Also, Ian and I spent three fabulous days in San Francisco.
I was in San Francisco last week to attend the CMX Summit an annual conference for community management professionals. This event is an exciting opportunity to attend panels with leading voices in the industry, learn new strategies, listen to case studies, and optimize your craft. Simultaneously it’s a fantastic opportunity to connect with peers who face the same challenges or have overcome them and can share tips. CMX is one of the best support organizations for community managers in the industry. Many times we work solo or in small teams (3 – 4) so having a professional organization that is dedicated to our craft is incredibly helpful as a resource. That is one of the many reasons why I am a CMX Pro member.
This year going in to the conference I wanted to look for support and information around the hurdles I am facing at my current organization. The two that I’ve identified as “strategy breaking” (meaning I’m unable to execute an effective community strategy without overcoming them) are aligning the community to business goals and winning executive support to prioritize community development efforts. While I absorbed LOTS of information around these two items, and participated in several discussions with other professionals who have felt this pain in their roles, the ultimate route others took to overcome these two things was budget. Budget being the one thing I’ve fought for this year and haven’t been able to get due to changing executive priorities and organizational consolidation. Budget would allow me to a) hire the resources I need to b) develop an effective platform on Salesforce Customer Community that aligns with business goals.
The experience with my current organization has taught me that you can have the best community tools at your disposal but without executive alignment you will be doomed to fail the moment a resource or priority conflict arises within the organization.
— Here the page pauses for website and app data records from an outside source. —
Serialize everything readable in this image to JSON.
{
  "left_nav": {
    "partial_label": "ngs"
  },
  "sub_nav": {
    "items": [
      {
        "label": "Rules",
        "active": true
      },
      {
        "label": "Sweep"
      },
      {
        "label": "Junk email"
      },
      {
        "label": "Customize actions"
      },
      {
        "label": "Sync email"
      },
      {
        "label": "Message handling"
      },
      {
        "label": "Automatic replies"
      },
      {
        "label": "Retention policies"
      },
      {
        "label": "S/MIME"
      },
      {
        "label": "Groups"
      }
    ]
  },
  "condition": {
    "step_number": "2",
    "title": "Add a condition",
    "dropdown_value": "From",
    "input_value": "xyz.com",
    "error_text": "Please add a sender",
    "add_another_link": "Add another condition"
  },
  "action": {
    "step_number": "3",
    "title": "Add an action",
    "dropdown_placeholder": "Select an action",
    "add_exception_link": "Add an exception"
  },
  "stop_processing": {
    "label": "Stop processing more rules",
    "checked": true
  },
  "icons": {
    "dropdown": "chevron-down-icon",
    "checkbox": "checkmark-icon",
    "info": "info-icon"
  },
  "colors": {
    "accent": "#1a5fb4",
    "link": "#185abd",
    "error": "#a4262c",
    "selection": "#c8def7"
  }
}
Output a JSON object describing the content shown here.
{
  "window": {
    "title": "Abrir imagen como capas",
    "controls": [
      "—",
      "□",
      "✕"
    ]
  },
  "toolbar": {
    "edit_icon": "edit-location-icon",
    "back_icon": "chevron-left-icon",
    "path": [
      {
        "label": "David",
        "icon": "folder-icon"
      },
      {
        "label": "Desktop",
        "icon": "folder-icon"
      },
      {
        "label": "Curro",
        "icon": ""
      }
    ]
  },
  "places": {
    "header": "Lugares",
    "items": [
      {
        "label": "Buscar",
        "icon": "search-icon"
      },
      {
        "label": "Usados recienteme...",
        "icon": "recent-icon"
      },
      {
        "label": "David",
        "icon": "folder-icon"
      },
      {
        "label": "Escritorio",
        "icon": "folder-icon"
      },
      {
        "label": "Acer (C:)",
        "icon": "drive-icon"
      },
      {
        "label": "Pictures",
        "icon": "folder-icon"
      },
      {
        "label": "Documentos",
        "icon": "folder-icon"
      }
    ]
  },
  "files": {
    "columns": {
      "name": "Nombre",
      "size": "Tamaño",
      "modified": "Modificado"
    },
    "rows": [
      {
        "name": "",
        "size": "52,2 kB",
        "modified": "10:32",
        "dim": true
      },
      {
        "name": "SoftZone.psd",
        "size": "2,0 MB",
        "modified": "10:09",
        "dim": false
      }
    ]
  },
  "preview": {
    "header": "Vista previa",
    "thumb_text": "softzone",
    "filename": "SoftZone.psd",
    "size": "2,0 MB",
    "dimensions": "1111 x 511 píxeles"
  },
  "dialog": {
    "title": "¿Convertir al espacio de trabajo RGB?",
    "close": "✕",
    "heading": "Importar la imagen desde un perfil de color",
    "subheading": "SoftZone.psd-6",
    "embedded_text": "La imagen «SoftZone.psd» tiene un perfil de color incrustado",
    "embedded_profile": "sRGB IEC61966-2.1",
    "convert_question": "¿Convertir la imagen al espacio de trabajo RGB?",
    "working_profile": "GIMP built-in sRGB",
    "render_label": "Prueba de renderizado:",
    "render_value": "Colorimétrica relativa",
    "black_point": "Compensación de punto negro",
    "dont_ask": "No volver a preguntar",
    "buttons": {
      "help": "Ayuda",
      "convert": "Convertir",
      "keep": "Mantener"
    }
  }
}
Community can be isolated and vulnerable to executive shifts and changes. Even with a leadership environment that insulates and protects community there is only so long you can make it before the winds of change WILL inflate the sails potentially leaving you without a dock to weather the storm in.
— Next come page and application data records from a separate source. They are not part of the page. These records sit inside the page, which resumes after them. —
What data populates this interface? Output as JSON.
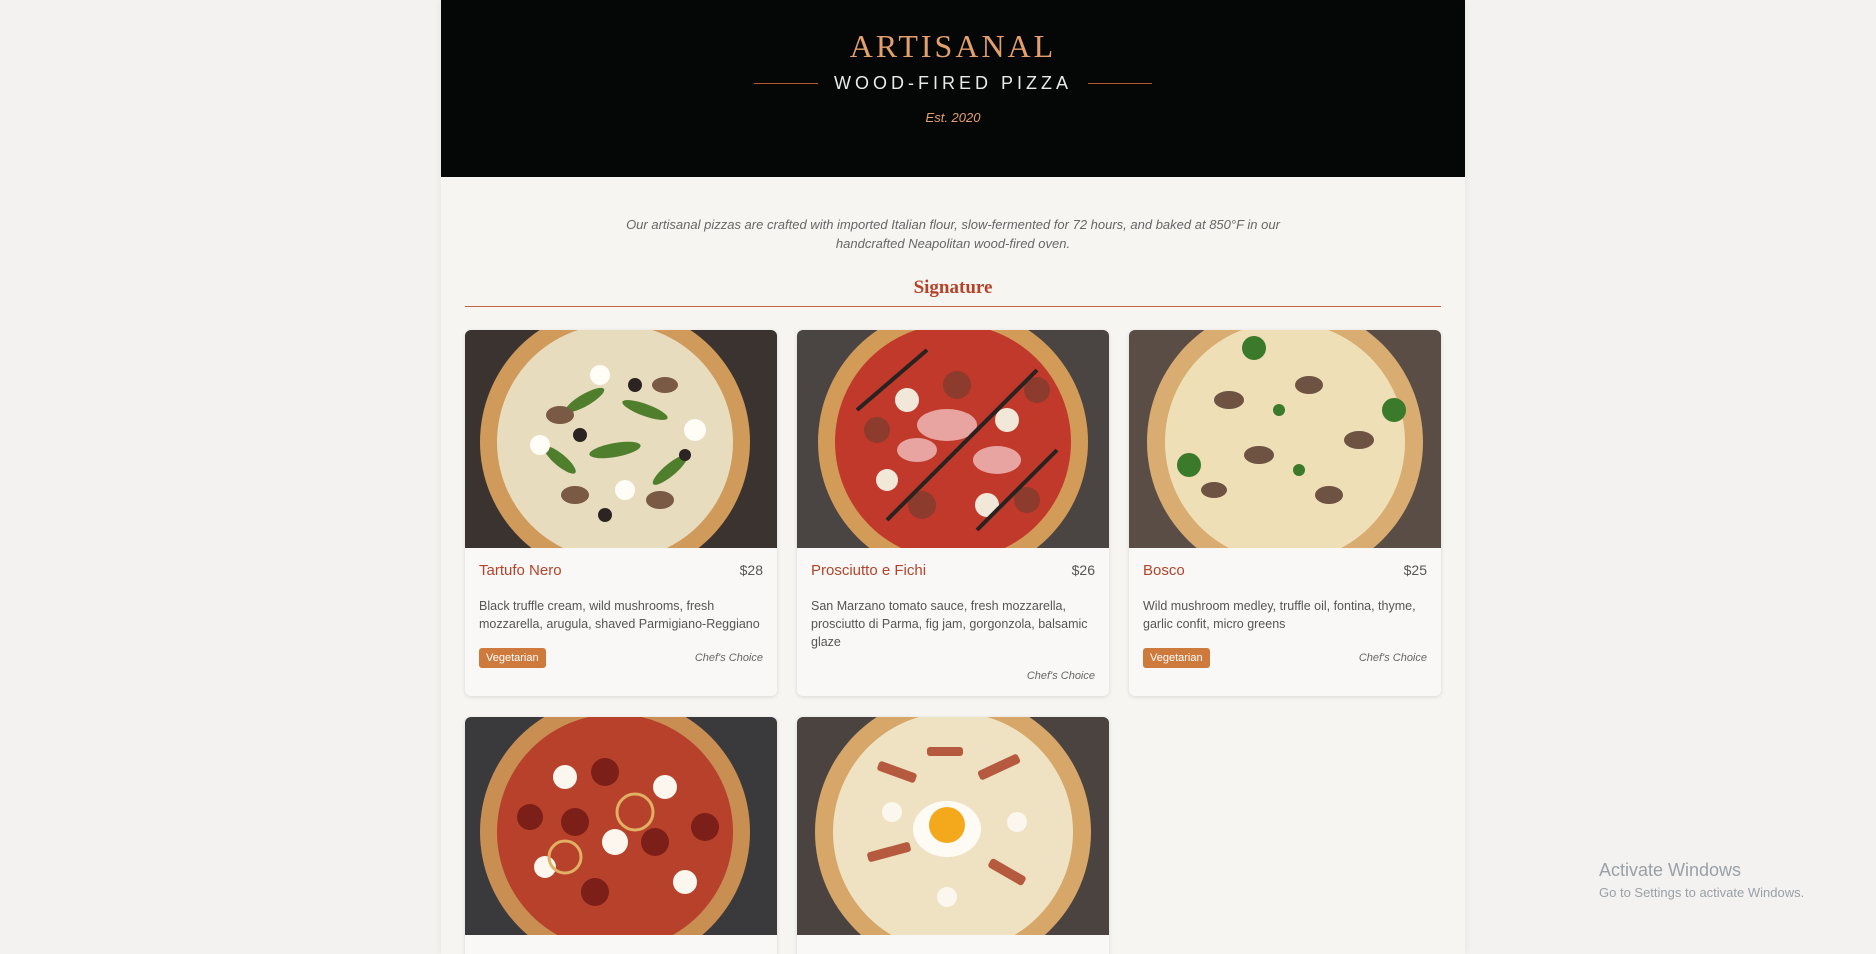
{
  "header": {
    "brand": "ARTISANAL",
    "subtitle": "WOOD-FIRED PIZZA",
    "established": "Est. 2020"
  },
  "intro": "Our artisanal pizzas are crafted with imported Italian flour, slow-fermented for 72 hours, and baked at 850°F in our handcrafted Neapolitan wood-fired oven.",
  "section": {
    "title": "Signature"
  },
  "pizzas": [
    {
      "name": "Tartufo Nero",
      "price": "$28",
      "description": "Black truffle cream, wild mushrooms, fresh mozzarella, arugula, shaved Parmigiano-Reggiano",
      "badge": "Vegetarian",
      "tag": "Chef's Choice",
      "image": "truffle-mushroom-arugula-pizza"
    },
    {
      "name": "Prosciutto e Fichi",
      "price": "$26",
      "description": "San Marzano tomato sauce, fresh mozzarella, prosciutto di Parma, fig jam, gorgonzola, balsamic glaze",
      "badge": "",
      "tag": "Chef's Choice",
      "image": "prosciutto-fig-pizza"
    },
    {
      "name": "Bosco",
      "price": "$25",
      "description": "Wild mushroom medley, truffle oil, fontina, thyme, garlic confit, micro greens",
      "badge": "Vegetarian",
      "tag": "Chef's Choice",
      "image": "mushroom-herb-pizza"
    },
    {
      "name": "",
      "price": "",
      "description": "",
      "badge": "",
      "tag": "",
      "image": "spicy-salami-pizza"
    },
    {
      "name": "",
      "price": "",
      "description": "",
      "badge": "",
      "tag": "",
      "image": "bacon-egg-pizza"
    }
  ],
  "watermark": {
    "line1": "Activate Windows",
    "line2": "Go to Settings to activate Windows."
  },
  "colors": {
    "header_bg": "#050606",
    "accent": "#e3a06c",
    "title_red": "#b5432a",
    "badge": "#cf7a3d"
  }
}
I’ve been promoted to a role in content strategy which allows me the opportunity to develop new skills in the content realm which are complementary to my work in community. As much as I enjoy what I do in my current role – my heart belongs to community. I am actively looking for my next opportunity and seem to be entering an interesting phase of my career. I’ve accumulated extensive experience, I’ve been honored to work with amazing companies, and the opportunities I’ve had I am humbled and incredibly grateful for.
As a candidate you feel like this is all building a case for what you can bring to an organization who has a gap they would like to fill with someone who has a community background. However, the feedback I’ve received after being a finalist for several positions is that I am “too senior” for the role. This may be a combination of the experience on my resume and that I don’t hide the fact I am looking to move to an organization who a) wants someone to lead an award winning community program and b) wants someone who has the desire to move up the leadership ladder.
The concern that stems from this discovery during my search for a new opportunity is that companies are relying on junior candidates to support their community efforts. This isn’t a negative when that person is working on day to day administration or is super self motivated to seek out support and answers. However, when you consider the business impacts that are involved – platform & project management, stakeholder expectation management, executive influence, budget, ALL the strategic work that community entails – there is concern that companies still in 2019 don’t quite understand the importance … and VALUE… of senior leaders for their community efforts.
Yes, we as community professionals are making inroads in our field. There is a burgeoning awareness of what we do. However this field is still nascent and there continues to be a need for education to ensure that organizations understand the value of our talent. This can be emotionally exhausting especially when it’s happening during a job search but it’s important work that has to be done to help set the stage for those who come into this field after us.
If you’re interested in learning more about why this is a concern please take the time to read the 2019 State of Community report. The SOCM report is compiled by dedicated research team at The Community Roundtable.